Despite a storming performance, all three cars would retire from the race however, Leonard from the lead, just 10 laps from victory. Sadly, the public weren’t to be treated to further sights of the revolutionary technology, as The United States Auto Club (USAC) banned turbine cars and four-wheel drive shortly after, but the status of the STP Lotus gas turbine cars remains legendary and typifies the innovation in design for which Lotus remains famous.
Designed by Maurice Philippe, the wedge shape was testament to the growing realization of the importance of managing aerodynamic lift/downforce, whilst the four-wheel drive system honed by Ferguson (of Massey-Ferguson fame) was considered to be ideally suited to the peculiar demands of oval racing.
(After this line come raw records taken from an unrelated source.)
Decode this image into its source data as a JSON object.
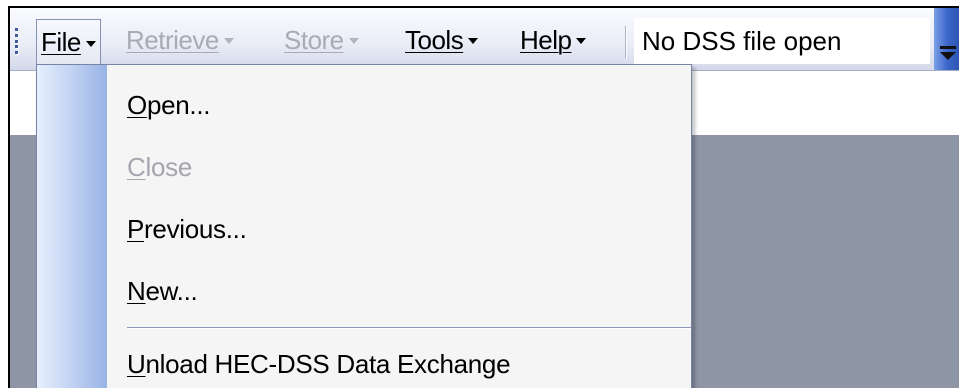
{
  "menubar": {
    "items": [
      {
        "label": "File",
        "enabled": true,
        "active": true
      },
      {
        "label": "Retrieve",
        "enabled": false
      },
      {
        "label": "Store",
        "enabled": false
      },
      {
        "label": "Tools",
        "enabled": true
      },
      {
        "label": "Help",
        "enabled": true
      }
    ],
    "status_text": "No DSS file open"
  },
  "file_menu": {
    "items": [
      {
        "mnemonic": "O",
        "rest": "pen...",
        "enabled": true
      },
      {
        "mnemonic": "C",
        "rest": "lose",
        "enabled": false
      },
      {
        "mnemonic": "P",
        "rest": "revious...",
        "enabled": true
      },
      {
        "mnemonic": "N",
        "rest": "ew...",
        "enabled": true
      },
      {
        "mnemonic": "U",
        "rest": "nload HEC-DSS Data Exchange",
        "enabled": true
      }
    ]
  },
  "colors": {
    "workspace": "#8e95a4",
    "toolbar_accent": "#3b66c9",
    "disabled_text": "#a9aab4"
  },
  "icons": {
    "overflow": "chevron-down-icon",
    "grip": "toolbar-grip-icon"
  }
}
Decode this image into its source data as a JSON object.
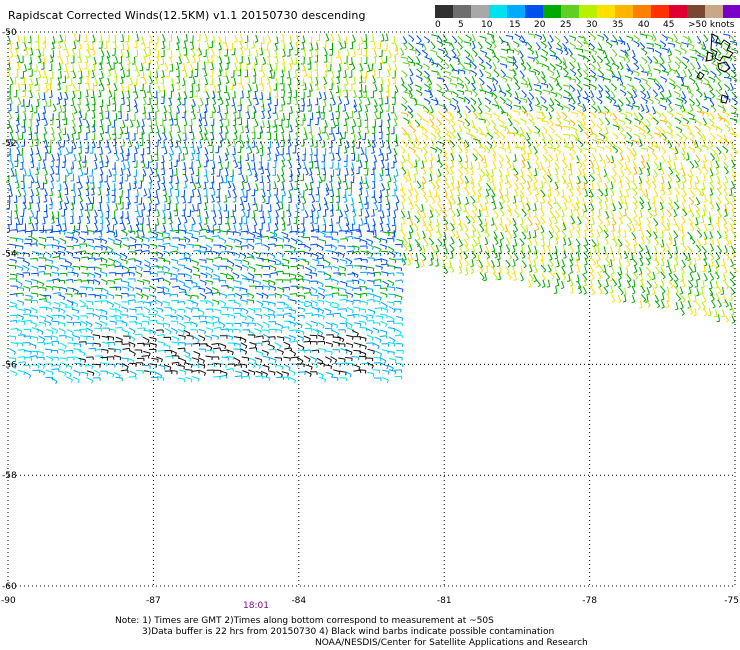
{
  "title": "Rapidscat Corrected Winds(12.5KM) v1.1 20150730 descending",
  "legend": {
    "colors": [
      "#303030",
      "#6e6e6e",
      "#a8a8a8",
      "#00e1f0",
      "#00aaff",
      "#0050f0",
      "#00aa00",
      "#60d020",
      "#b8f000",
      "#ffe000",
      "#ffb400",
      "#ff8000",
      "#ff3000",
      "#e00030",
      "#7a4830",
      "#c8a888",
      "#7a00c8",
      "#3c0078"
    ],
    "labels": [
      "0",
      "5",
      "10",
      "15",
      "20",
      "25",
      "30",
      "35",
      "40",
      "45",
      ">50 knots"
    ]
  },
  "axes": {
    "x_ticks": [
      "-90",
      "-87",
      "-84",
      "-81",
      "-78",
      "-75"
    ],
    "y_ticks": [
      "-50",
      "-52",
      "-54",
      "-56",
      "-58",
      "-60"
    ],
    "lon_range": [
      -90,
      -75
    ],
    "lat_range": [
      -60,
      -50
    ]
  },
  "time_label": "18:01",
  "notes": [
    "Note: 1) Times are GMT 2)Times along bottom correspond to measurement at ~50S",
    "3)Data buffer is 22 hrs from 20150730 4) Black wind barbs indicate possible contamination",
    "NOAA/NESDIS/Center for Satellite Applications and Research"
  ]
}
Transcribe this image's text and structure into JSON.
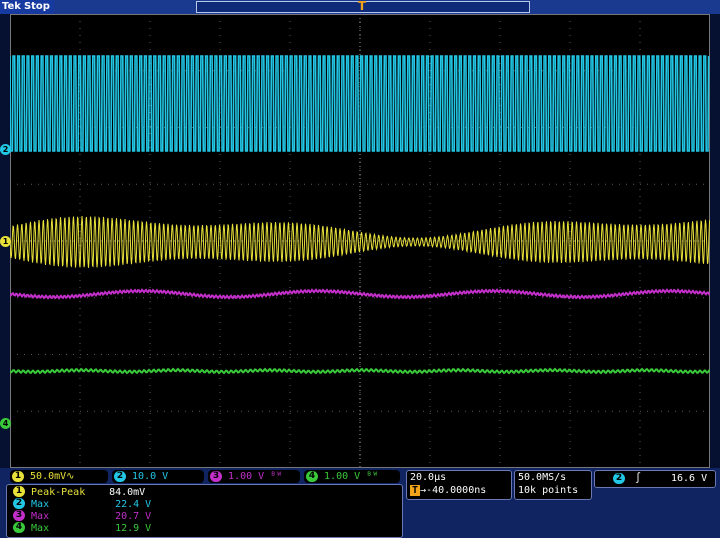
{
  "header": {
    "brand": "Tek",
    "state": "Stop"
  },
  "trigger_marker": "T",
  "channels": [
    {
      "id": "1",
      "color": "#e8e13a",
      "scale": "50.0mV",
      "coupling_icon": "ac-coupling-icon"
    },
    {
      "id": "2",
      "color": "#22c7e6",
      "scale": "10.0 V"
    },
    {
      "id": "3",
      "color": "#c22fc9",
      "scale": "1.00 V"
    },
    {
      "id": "4",
      "color": "#39c93a",
      "scale": "1.00 V"
    }
  ],
  "ac_glyph": "∿",
  "bw_glyph": "ᴮᵂ",
  "measurements": [
    {
      "ch": "1",
      "label": "Peak-Peak",
      "value": "84.0mV",
      "color": "#e8e13a"
    },
    {
      "ch": "2",
      "label": "Max",
      "value": "22.4 V",
      "color": "#22c7e6"
    },
    {
      "ch": "3",
      "label": "Max",
      "value": "20.7 V",
      "color": "#c22fc9"
    },
    {
      "ch": "4",
      "label": "Max",
      "value": "12.9 V",
      "color": "#39c93a"
    }
  ],
  "timebase": {
    "scale": "20.0µs",
    "position": "→-40.0000ns",
    "trig_icon": "T"
  },
  "acquisition": {
    "rate": "50.0MS/s",
    "points": "10k points"
  },
  "trigger": {
    "source": "2",
    "slope": "∫",
    "level": "16.6 V"
  },
  "colors": {
    "background": "#000000",
    "frame": "#061030",
    "bar": "#0f2461",
    "grid": "#5a5a5a"
  }
}
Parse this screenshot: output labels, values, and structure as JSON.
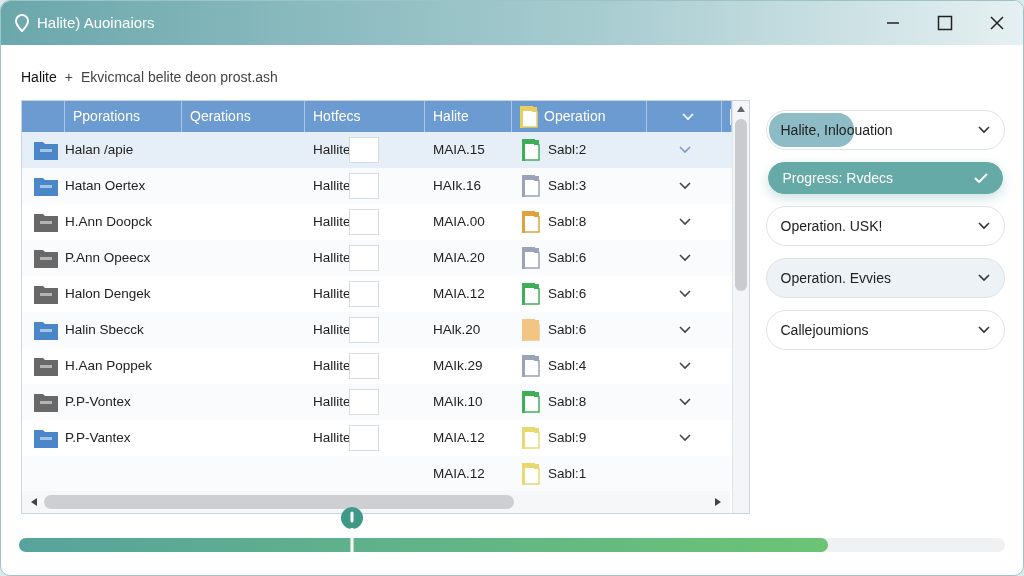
{
  "window": {
    "title": "Halite) Auoinaiors"
  },
  "breadcrumb": {
    "root": "Halite",
    "separator": "+",
    "path": "Ekvicmcal belite deon prost.ash"
  },
  "table": {
    "columns": [
      "Pporations",
      "Qerations",
      "Hotfecs",
      "Halite",
      "Operation"
    ],
    "rows": [
      {
        "name": "Halan /apie",
        "folder": {
          "color": "#4a86c8"
        },
        "tag": "Hallite",
        "code": "MAIA.15",
        "document": {
          "color": "#3fae5a"
        },
        "file": "Sabl:2",
        "selected": true
      },
      {
        "name": "Hatan Oertex",
        "folder": {
          "color": "#4a86c8"
        },
        "tag": "Hallite",
        "code": "HAIk.16",
        "document": {
          "color": "#9aa3b8"
        },
        "file": "Sabl:3",
        "selected": false
      },
      {
        "name": "H.Ann Doopck",
        "folder": {
          "color": "#686868"
        },
        "tag": "Hallite",
        "code": "MAIA.00",
        "document": {
          "color": "#e0a23a"
        },
        "file": "Sabl:8",
        "selected": false
      },
      {
        "name": "P.Ann Opeecx",
        "folder": {
          "color": "#686868"
        },
        "tag": "Hallite",
        "code": "MAIA.20",
        "document": {
          "color": "#9aa3b8"
        },
        "file": "Sabl:6",
        "selected": false
      },
      {
        "name": "Halon Dengek",
        "folder": {
          "color": "#686868"
        },
        "tag": "Hallite",
        "code": "MAIA.12",
        "document": {
          "color": "#3fae5a"
        },
        "file": "Sabl:6",
        "selected": false
      },
      {
        "name": "Halin Sbecck",
        "folder": {
          "color": "#4a86c8"
        },
        "tag": "Hallite",
        "code": "HAlk.20",
        "document": {
          "color": "#f3c585"
        },
        "file": "Sabl:6",
        "selected": false
      },
      {
        "name": "H.Aan Poppek",
        "folder": {
          "color": "#686868"
        },
        "tag": "Hallite",
        "code": "MAIk.29",
        "document": {
          "color": "#9aa3b8"
        },
        "file": "Sabl:4",
        "selected": false
      },
      {
        "name": "P.P-Vontex",
        "folder": {
          "color": "#686868"
        },
        "tag": "Hallite",
        "code": "MAIk.10",
        "document": {
          "color": "#3fae5a"
        },
        "file": "Sabl:8",
        "selected": false
      },
      {
        "name": "P.P-Vantex",
        "folder": {
          "color": "#4a86c8"
        },
        "tag": "Hallite",
        "code": "MAIA.12",
        "document": {
          "color": "#e8d870"
        },
        "file": "Sabl:9",
        "selected": false
      },
      {
        "code": "MAIA.12",
        "document": {
          "color": "#e8d870"
        },
        "file": "Sabl:1",
        "selected": false
      }
    ]
  },
  "filters": [
    {
      "label": "Halite, Inloouation",
      "selected": false,
      "shaded": false,
      "level": 0.36
    },
    {
      "label": "Progress: Rvdecs",
      "selected": true,
      "shaded": false
    },
    {
      "label": "Operation. USK!",
      "selected": false,
      "shaded": false
    },
    {
      "label": "Operation. Evvies",
      "selected": false,
      "shaded": true
    },
    {
      "label": "Callejoumions",
      "selected": false,
      "shaded": false
    }
  ],
  "progress": {
    "level": 0.82,
    "marker": {
      "level": 0.338
    }
  }
}
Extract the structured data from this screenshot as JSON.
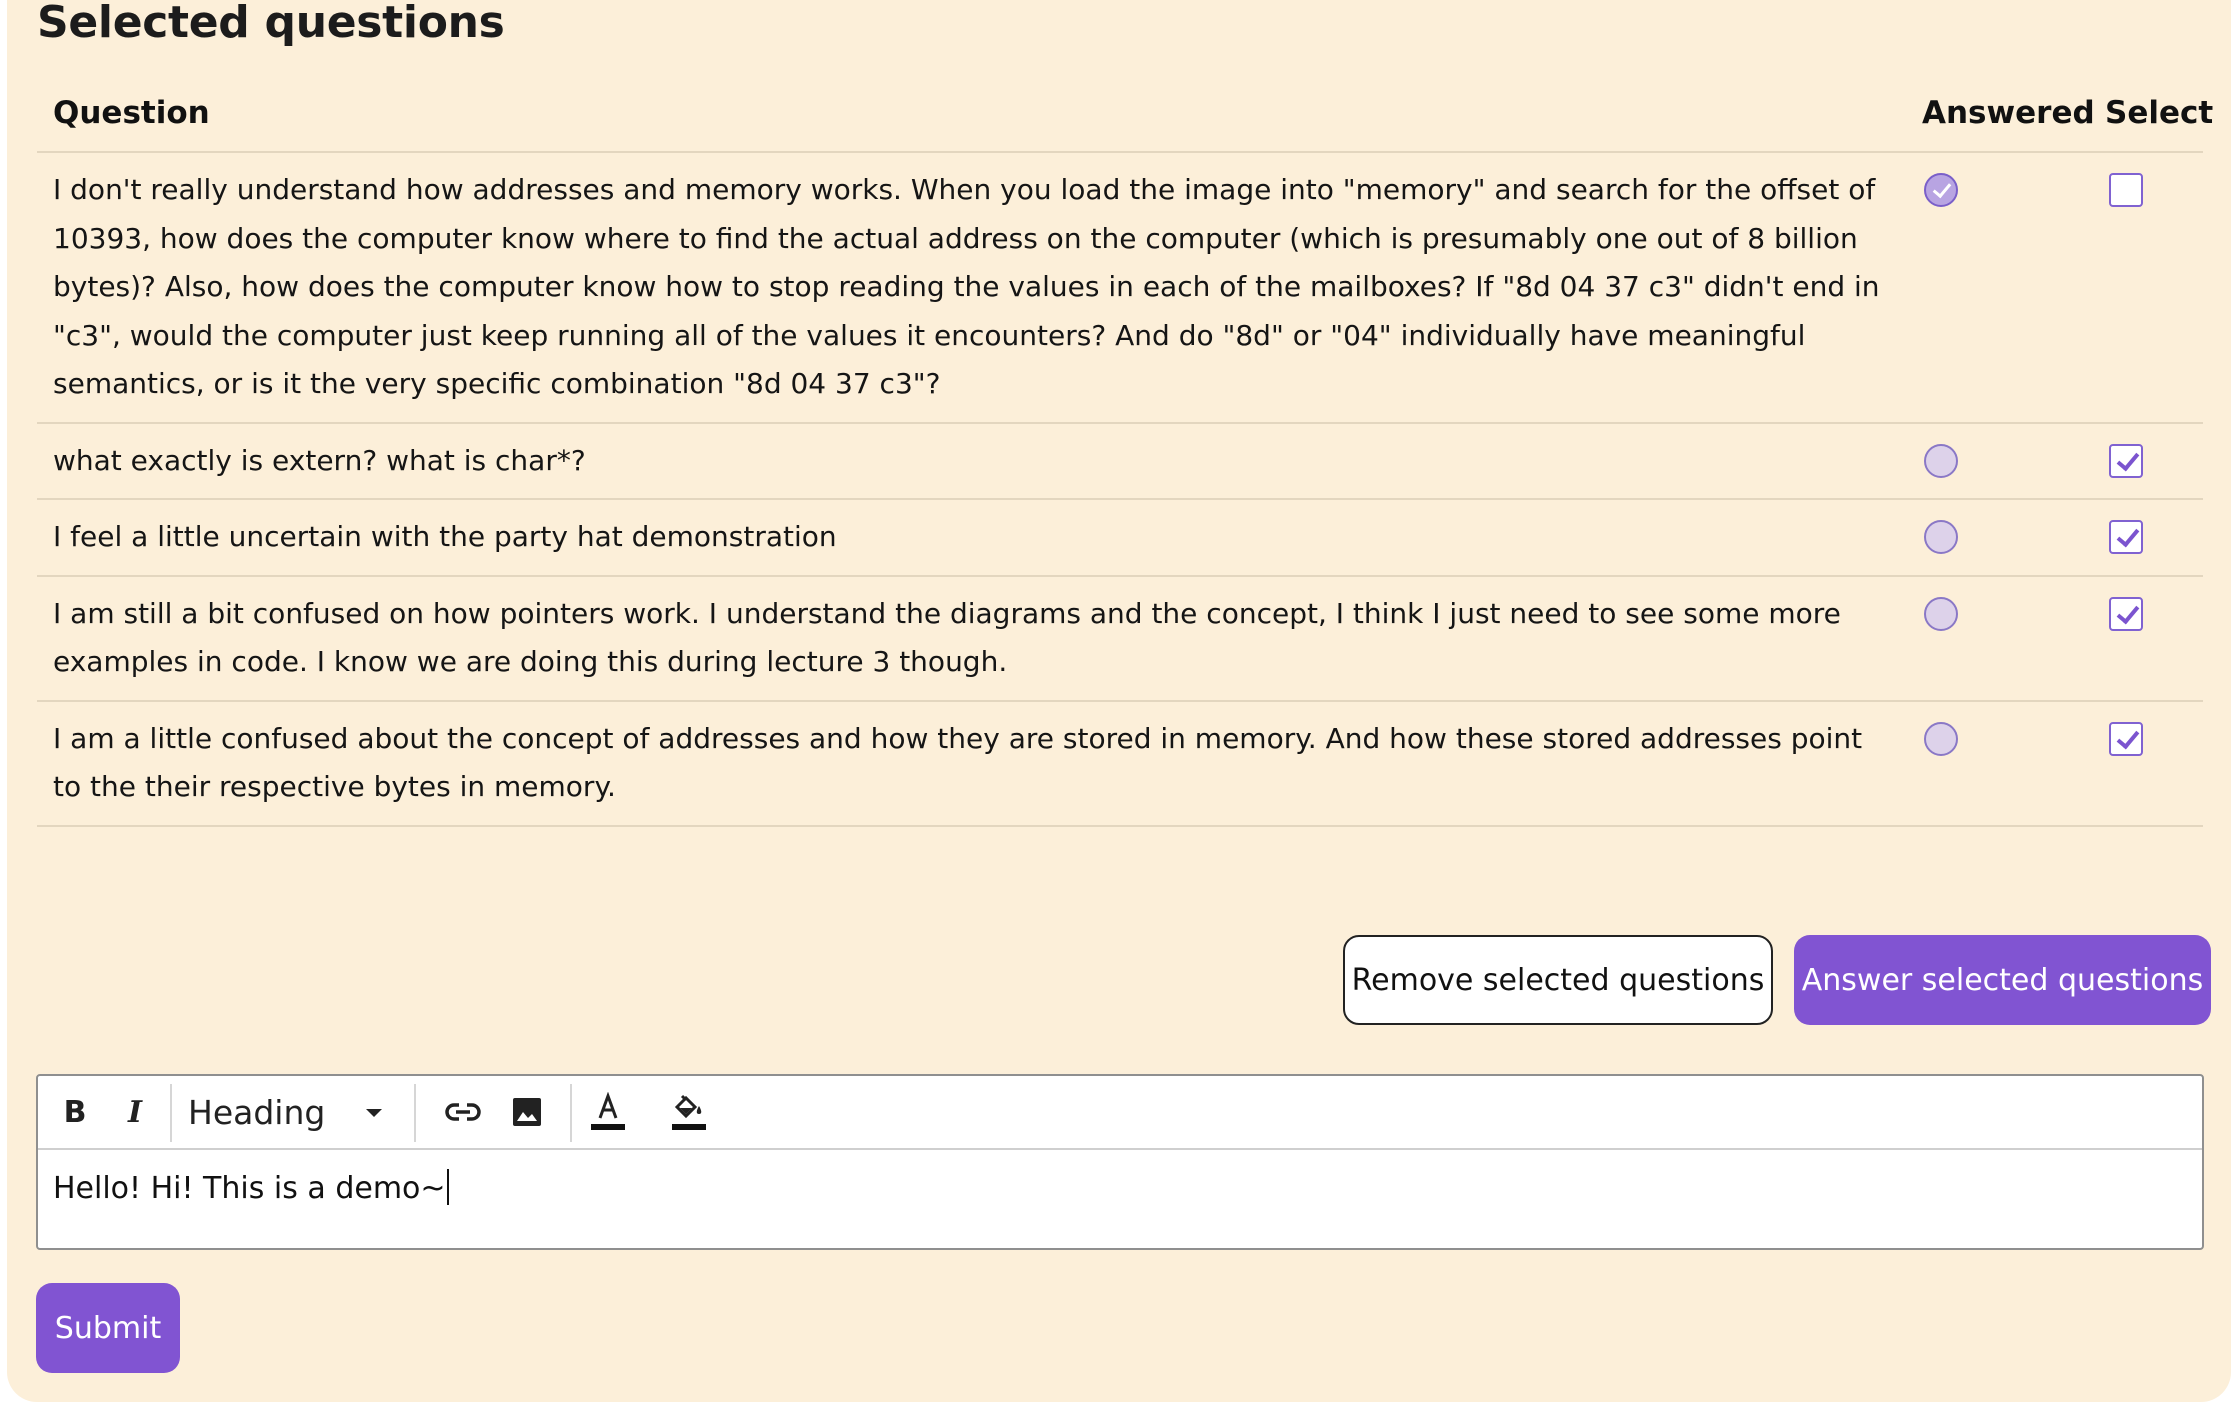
{
  "page": {
    "title": "Selected questions"
  },
  "table": {
    "headers": {
      "question": "Question",
      "answered": "Answered",
      "select": "Select"
    },
    "rows": [
      {
        "question": "I don't really understand how addresses and memory works. When you load the image into \"memory\" and search for the offset of 10393, how does the computer know where to find the actual address on the computer (which is presumably one out of 8 billion bytes)? Also, how does the computer know how to stop reading the values in each of the mailboxes? If \"8d 04 37 c3\" didn't end in \"c3\", would the computer just keep running all of the values it encounters? And do \"8d\" or \"04\" individually have meaningful semantics, or is it the very specific combination \"8d 04 37 c3\"?",
        "answered": true,
        "selected": false
      },
      {
        "question": "what exactly is extern? what is char*?",
        "answered": false,
        "selected": true
      },
      {
        "question": "I feel a little uncertain with the party hat demonstration",
        "answered": false,
        "selected": true
      },
      {
        "question": "I am still a bit confused on how pointers work. I understand the diagrams and the concept, I think I just need to see some more examples in code. I know we are doing this during lecture 3 though.",
        "answered": false,
        "selected": true
      },
      {
        "question": "I am a little confused about the concept of addresses and how they are stored in memory. And how these stored addresses point to the their respective bytes in memory.",
        "answered": false,
        "selected": true
      }
    ]
  },
  "actions": {
    "remove_label": "Remove selected questions",
    "answer_label": "Answer selected questions"
  },
  "editor": {
    "toolbar": {
      "bold_label": "B",
      "italic_label": "I",
      "heading_label": "Heading",
      "font_color_label": "A",
      "icons": [
        "bold-icon",
        "italic-icon",
        "chevron-down-icon",
        "link-icon",
        "image-icon",
        "font-color-icon",
        "fill-color-icon"
      ]
    },
    "content": "Hello! Hi! This is a demo~"
  },
  "submit_label": "Submit",
  "colors": {
    "background": "#fcefd9",
    "accent": "#8154d2",
    "border": "#e3d6bf"
  }
}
Gas turbine power via a Pratt & Whitney engine (designed primarily for helicopters) offered significant advantages in terms of power and reliability – developing over 500 bhp and 1560 Nm of torque – especially for oval racing where cars needed to maintain very high speeds over long distances. Colin Chapman’s son, Clive, concludes: “Amongst its competitors the STP Lotus type 56 looked years ahead; and it was! My father learnt a lot from Andy Granatelli about the commercial and promotional aspects of motor racing which would not go to waste.”
STP’s own heritage is steeped in stories of spirited endeavour and a succession of racing firsts, with Granatelli overseeing a successful era from 1963 to 1974 that saw STP debut in land speed record bids, win the Indy 500 and Daytona 500, and embark on a relationship with legend of NASCAR, Richard Petty, which would become the longest continual sponsorship in motorsport.
The rich legacy of record-breaking and motorsport involvement that sees STP positioned at the forefront continues unabated today, as the Bloodhound SSC World Land Speed record project attempts to break the 1000mph barrier, with STP alongside as a founder sponsor, in 2013.